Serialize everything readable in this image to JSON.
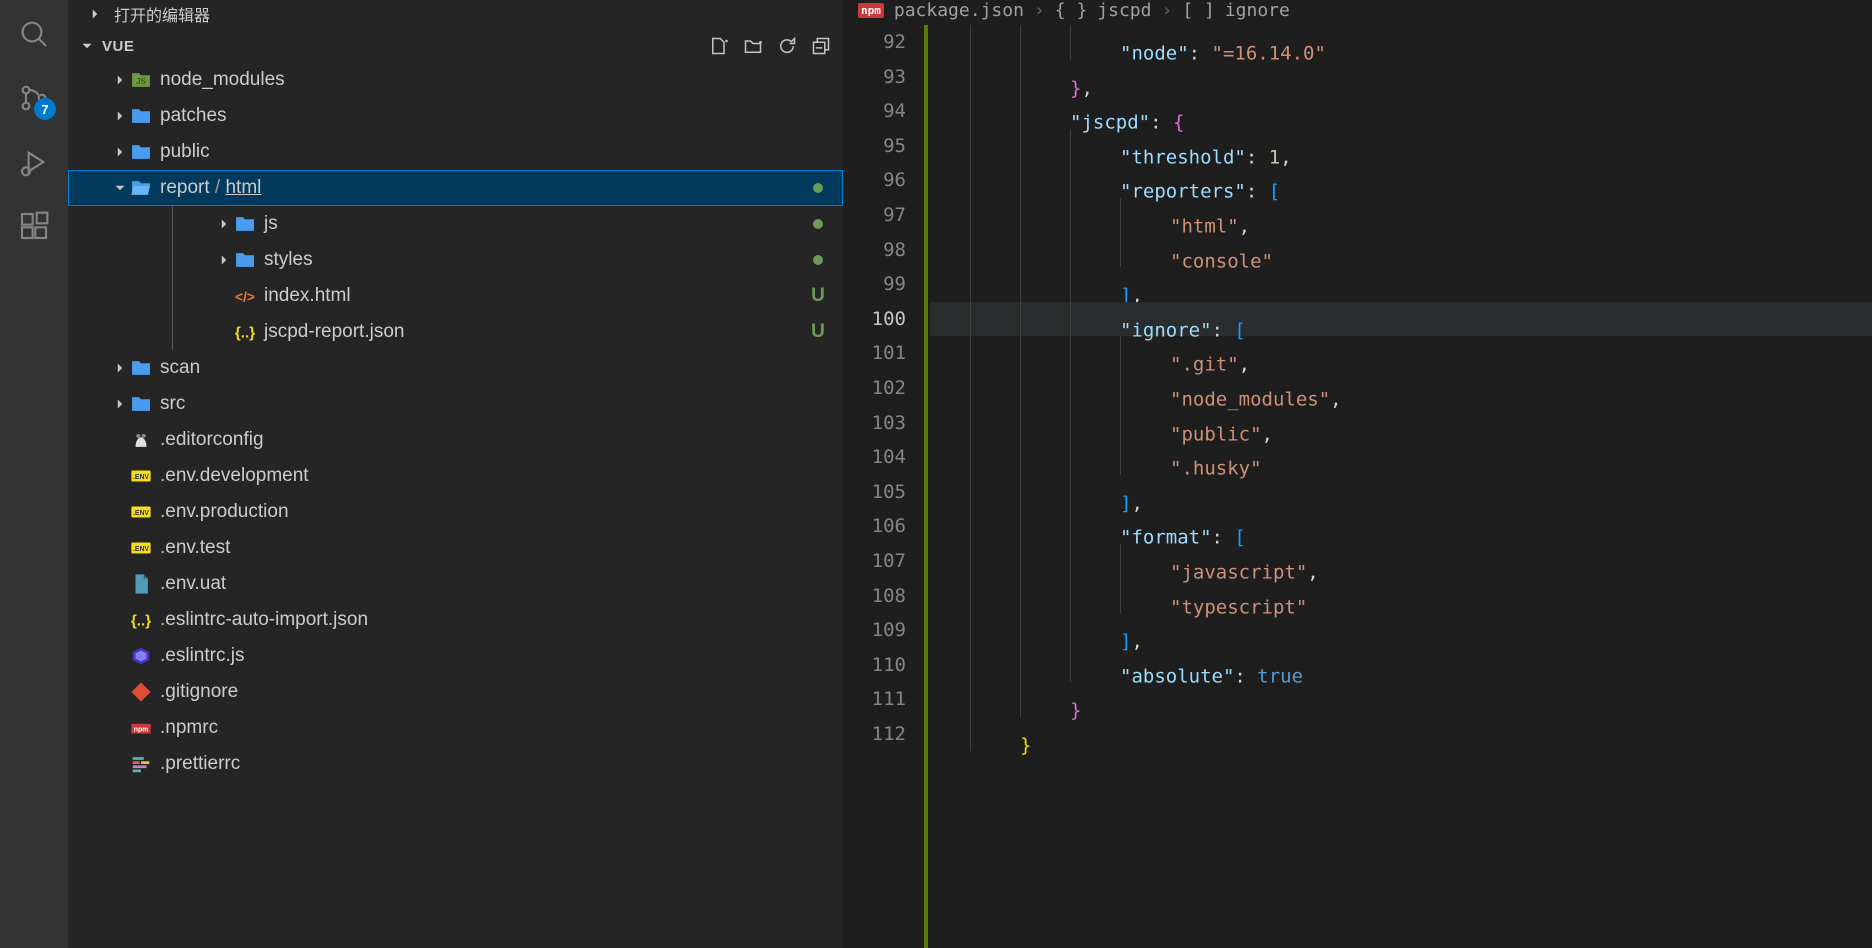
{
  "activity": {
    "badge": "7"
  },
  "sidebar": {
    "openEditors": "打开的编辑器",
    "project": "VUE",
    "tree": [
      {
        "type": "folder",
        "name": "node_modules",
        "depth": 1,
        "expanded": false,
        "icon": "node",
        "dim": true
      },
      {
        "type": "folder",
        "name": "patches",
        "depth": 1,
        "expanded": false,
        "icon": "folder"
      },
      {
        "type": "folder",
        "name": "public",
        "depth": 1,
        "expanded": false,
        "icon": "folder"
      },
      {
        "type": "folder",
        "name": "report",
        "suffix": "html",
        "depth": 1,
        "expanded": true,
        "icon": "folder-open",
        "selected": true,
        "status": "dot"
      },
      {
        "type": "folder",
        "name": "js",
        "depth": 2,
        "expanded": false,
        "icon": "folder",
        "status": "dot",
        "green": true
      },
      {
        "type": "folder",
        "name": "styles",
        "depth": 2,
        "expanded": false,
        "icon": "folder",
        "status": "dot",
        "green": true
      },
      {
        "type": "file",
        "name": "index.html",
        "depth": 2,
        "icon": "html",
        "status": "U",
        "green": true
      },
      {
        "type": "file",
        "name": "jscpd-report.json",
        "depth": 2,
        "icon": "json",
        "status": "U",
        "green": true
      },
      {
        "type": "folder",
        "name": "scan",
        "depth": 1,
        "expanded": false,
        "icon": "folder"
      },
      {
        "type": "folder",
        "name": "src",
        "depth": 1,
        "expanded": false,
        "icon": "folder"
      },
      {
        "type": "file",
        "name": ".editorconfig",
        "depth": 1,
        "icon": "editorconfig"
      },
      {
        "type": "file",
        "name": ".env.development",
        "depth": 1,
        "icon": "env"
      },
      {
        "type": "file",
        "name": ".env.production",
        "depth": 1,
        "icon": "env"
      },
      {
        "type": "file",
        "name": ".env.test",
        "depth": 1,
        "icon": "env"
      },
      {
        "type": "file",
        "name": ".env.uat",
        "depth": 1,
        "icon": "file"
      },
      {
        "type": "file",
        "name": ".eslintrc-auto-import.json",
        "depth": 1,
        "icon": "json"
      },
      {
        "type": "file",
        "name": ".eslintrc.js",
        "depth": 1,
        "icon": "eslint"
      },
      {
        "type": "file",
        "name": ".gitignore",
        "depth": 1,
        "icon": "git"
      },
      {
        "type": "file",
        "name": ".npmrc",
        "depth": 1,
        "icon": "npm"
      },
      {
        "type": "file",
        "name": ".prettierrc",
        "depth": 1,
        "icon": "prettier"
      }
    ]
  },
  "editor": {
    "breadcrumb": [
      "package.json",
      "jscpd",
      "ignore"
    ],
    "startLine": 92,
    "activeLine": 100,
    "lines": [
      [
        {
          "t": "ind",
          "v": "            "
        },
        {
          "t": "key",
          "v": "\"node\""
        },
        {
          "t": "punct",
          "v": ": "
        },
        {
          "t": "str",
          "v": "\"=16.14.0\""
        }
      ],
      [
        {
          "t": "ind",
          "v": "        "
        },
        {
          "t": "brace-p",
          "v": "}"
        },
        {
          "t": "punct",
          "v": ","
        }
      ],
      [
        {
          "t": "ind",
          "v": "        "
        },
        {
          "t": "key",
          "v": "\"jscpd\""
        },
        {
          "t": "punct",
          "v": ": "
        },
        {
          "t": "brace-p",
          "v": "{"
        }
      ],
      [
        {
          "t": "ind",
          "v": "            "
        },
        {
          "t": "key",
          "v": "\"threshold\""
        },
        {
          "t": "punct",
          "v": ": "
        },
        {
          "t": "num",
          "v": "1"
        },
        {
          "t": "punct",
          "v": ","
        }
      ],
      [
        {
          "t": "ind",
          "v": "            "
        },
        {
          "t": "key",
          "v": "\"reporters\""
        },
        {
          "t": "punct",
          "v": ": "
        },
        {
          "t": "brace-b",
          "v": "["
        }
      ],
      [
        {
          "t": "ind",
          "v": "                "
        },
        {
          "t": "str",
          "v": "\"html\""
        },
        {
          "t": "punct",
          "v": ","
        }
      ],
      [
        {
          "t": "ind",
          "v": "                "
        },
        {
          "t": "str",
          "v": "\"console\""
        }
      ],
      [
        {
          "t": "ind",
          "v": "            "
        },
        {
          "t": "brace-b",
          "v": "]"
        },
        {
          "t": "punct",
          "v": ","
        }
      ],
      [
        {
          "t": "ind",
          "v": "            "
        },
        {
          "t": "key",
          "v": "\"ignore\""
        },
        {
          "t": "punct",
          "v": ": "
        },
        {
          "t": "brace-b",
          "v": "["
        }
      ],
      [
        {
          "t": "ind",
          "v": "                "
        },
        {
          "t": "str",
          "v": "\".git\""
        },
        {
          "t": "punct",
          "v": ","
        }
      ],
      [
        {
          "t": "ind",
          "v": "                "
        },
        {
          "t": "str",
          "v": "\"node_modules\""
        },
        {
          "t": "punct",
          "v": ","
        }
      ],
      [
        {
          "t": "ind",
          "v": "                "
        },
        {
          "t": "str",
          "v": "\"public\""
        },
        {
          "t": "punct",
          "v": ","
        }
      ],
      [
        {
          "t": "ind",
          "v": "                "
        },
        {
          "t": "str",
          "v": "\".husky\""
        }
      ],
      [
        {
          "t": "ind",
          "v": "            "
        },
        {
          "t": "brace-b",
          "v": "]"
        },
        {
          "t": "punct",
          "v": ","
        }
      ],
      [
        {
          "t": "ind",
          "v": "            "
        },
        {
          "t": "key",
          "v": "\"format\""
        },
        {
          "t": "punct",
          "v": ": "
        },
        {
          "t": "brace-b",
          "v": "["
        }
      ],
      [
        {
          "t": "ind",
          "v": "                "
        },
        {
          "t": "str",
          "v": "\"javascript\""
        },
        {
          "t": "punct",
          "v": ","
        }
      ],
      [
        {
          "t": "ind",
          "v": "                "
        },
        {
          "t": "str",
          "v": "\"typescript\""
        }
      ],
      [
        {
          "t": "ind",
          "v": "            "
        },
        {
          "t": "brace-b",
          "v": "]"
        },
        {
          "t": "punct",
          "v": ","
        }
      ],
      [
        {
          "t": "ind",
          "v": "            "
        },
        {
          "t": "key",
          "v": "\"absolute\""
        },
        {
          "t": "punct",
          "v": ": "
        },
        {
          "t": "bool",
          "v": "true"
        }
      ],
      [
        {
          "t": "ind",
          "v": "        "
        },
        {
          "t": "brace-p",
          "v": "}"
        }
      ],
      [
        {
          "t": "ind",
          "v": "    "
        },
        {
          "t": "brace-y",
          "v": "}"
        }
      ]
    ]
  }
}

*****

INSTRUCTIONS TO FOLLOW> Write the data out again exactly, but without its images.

RESULT FOR THIS EXERCISE>
Serialize everything readable in this image to JSON.
{
  "activity": {
    "badge": "7"
  },
  "sidebar": {
    "openEditors": "打开的编辑器",
    "project": "VUE",
    "tree": [
      {
        "type": "folder",
        "name": "node_modules",
        "depth": 1,
        "expanded": false,
        "icon": "node",
        "dim": true
      },
      {
        "type": "folder",
        "name": "patches",
        "depth": 1,
        "expanded": false,
        "icon": "folder"
      },
      {
        "type": "folder",
        "name": "public",
        "depth": 1,
        "expanded": false,
        "icon": "folder"
      },
      {
        "type": "folder",
        "name": "report",
        "suffix": "html",
        "depth": 1,
        "expanded": true,
        "icon": "folder-open",
        "selected": true,
        "status": "dot"
      },
      {
        "type": "folder",
        "name": "js",
        "depth": 2,
        "expanded": false,
        "icon": "folder",
        "status": "dot",
        "green": true
      },
      {
        "type": "folder",
        "name": "styles",
        "depth": 2,
        "expanded": false,
        "icon": "folder",
        "status": "dot",
        "green": true
      },
      {
        "type": "file",
        "name": "index.html",
        "depth": 2,
        "icon": "html",
        "status": "U",
        "green": true
      },
      {
        "type": "file",
        "name": "jscpd-report.json",
        "depth": 2,
        "icon": "json",
        "status": "U",
        "green": true
      },
      {
        "type": "folder",
        "name": "scan",
        "depth": 1,
        "expanded": false,
        "icon": "folder"
      },
      {
        "type": "folder",
        "name": "src",
        "depth": 1,
        "expanded": false,
        "icon": "folder"
      },
      {
        "type": "file",
        "name": ".editorconfig",
        "depth": 1,
        "icon": "editorconfig"
      },
      {
        "type": "file",
        "name": ".env.development",
        "depth": 1,
        "icon": "env"
      },
      {
        "type": "file",
        "name": ".env.production",
        "depth": 1,
        "icon": "env"
      },
      {
        "type": "file",
        "name": ".env.test",
        "depth": 1,
        "icon": "env"
      },
      {
        "type": "file",
        "name": ".env.uat",
        "depth": 1,
        "icon": "file"
      },
      {
        "type": "file",
        "name": ".eslintrc-auto-import.json",
        "depth": 1,
        "icon": "json"
      },
      {
        "type": "file",
        "name": ".eslintrc.js",
        "depth": 1,
        "icon": "eslint"
      },
      {
        "type": "file",
        "name": ".gitignore",
        "depth": 1,
        "icon": "git"
      },
      {
        "type": "file",
        "name": ".npmrc",
        "depth": 1,
        "icon": "npm"
      },
      {
        "type": "file",
        "name": ".prettierrc",
        "depth": 1,
        "icon": "prettier"
      }
    ]
  },
  "editor": {
    "breadcrumb": [
      "package.json",
      "jscpd",
      "ignore"
    ],
    "startLine": 92,
    "activeLine": 100,
    "lines": [
      [
        {
          "t": "ind",
          "v": "            "
        },
        {
          "t": "key",
          "v": "\"node\""
        },
        {
          "t": "punct",
          "v": ": "
        },
        {
          "t": "str",
          "v": "\"=16.14.0\""
        }
      ],
      [
        {
          "t": "ind",
          "v": "        "
        },
        {
          "t": "brace-p",
          "v": "}"
        },
        {
          "t": "punct",
          "v": ","
        }
      ],
      [
        {
          "t": "ind",
          "v": "        "
        },
        {
          "t": "key",
          "v": "\"jscpd\""
        },
        {
          "t": "punct",
          "v": ": "
        },
        {
          "t": "brace-p",
          "v": "{"
        }
      ],
      [
        {
          "t": "ind",
          "v": "            "
        },
        {
          "t": "key",
          "v": "\"threshold\""
        },
        {
          "t": "punct",
          "v": ": "
        },
        {
          "t": "num",
          "v": "1"
        },
        {
          "t": "punct",
          "v": ","
        }
      ],
      [
        {
          "t": "ind",
          "v": "            "
        },
        {
          "t": "key",
          "v": "\"reporters\""
        },
        {
          "t": "punct",
          "v": ": "
        },
        {
          "t": "brace-b",
          "v": "["
        }
      ],
      [
        {
          "t": "ind",
          "v": "                "
        },
        {
          "t": "str",
          "v": "\"html\""
        },
        {
          "t": "punct",
          "v": ","
        }
      ],
      [
        {
          "t": "ind",
          "v": "                "
        },
        {
          "t": "str",
          "v": "\"console\""
        }
      ],
      [
        {
          "t": "ind",
          "v": "            "
        },
        {
          "t": "brace-b",
          "v": "]"
        },
        {
          "t": "punct",
          "v": ","
        }
      ],
      [
        {
          "t": "ind",
          "v": "            "
        },
        {
          "t": "key",
          "v": "\"ignore\""
        },
        {
          "t": "punct",
          "v": ": "
        },
        {
          "t": "brace-b",
          "v": "["
        }
      ],
      [
        {
          "t": "ind",
          "v": "                "
        },
        {
          "t": "str",
          "v": "\".git\""
        },
        {
          "t": "punct",
          "v": ","
        }
      ],
      [
        {
          "t": "ind",
          "v": "                "
        },
        {
          "t": "str",
          "v": "\"node_modules\""
        },
        {
          "t": "punct",
          "v": ","
        }
      ],
      [
        {
          "t": "ind",
          "v": "                "
        },
        {
          "t": "str",
          "v": "\"public\""
        },
        {
          "t": "punct",
          "v": ","
        }
      ],
      [
        {
          "t": "ind",
          "v": "                "
        },
        {
          "t": "str",
          "v": "\".husky\""
        }
      ],
      [
        {
          "t": "ind",
          "v": "            "
        },
        {
          "t": "brace-b",
          "v": "]"
        },
        {
          "t": "punct",
          "v": ","
        }
      ],
      [
        {
          "t": "ind",
          "v": "            "
        },
        {
          "t": "key",
          "v": "\"format\""
        },
        {
          "t": "punct",
          "v": ": "
        },
        {
          "t": "brace-b",
          "v": "["
        }
      ],
      [
        {
          "t": "ind",
          "v": "                "
        },
        {
          "t": "str",
          "v": "\"javascript\""
        },
        {
          "t": "punct",
          "v": ","
        }
      ],
      [
        {
          "t": "ind",
          "v": "                "
        },
        {
          "t": "str",
          "v": "\"typescript\""
        }
      ],
      [
        {
          "t": "ind",
          "v": "            "
        },
        {
          "t": "brace-b",
          "v": "]"
        },
        {
          "t": "punct",
          "v": ","
        }
      ],
      [
        {
          "t": "ind",
          "v": "            "
        },
        {
          "t": "key",
          "v": "\"absolute\""
        },
        {
          "t": "punct",
          "v": ": "
        },
        {
          "t": "bool",
          "v": "true"
        }
      ],
      [
        {
          "t": "ind",
          "v": "        "
        },
        {
          "t": "brace-p",
          "v": "}"
        }
      ],
      [
        {
          "t": "ind",
          "v": "    "
        },
        {
          "t": "brace-y",
          "v": "}"
        }
      ]
    ]
  }
}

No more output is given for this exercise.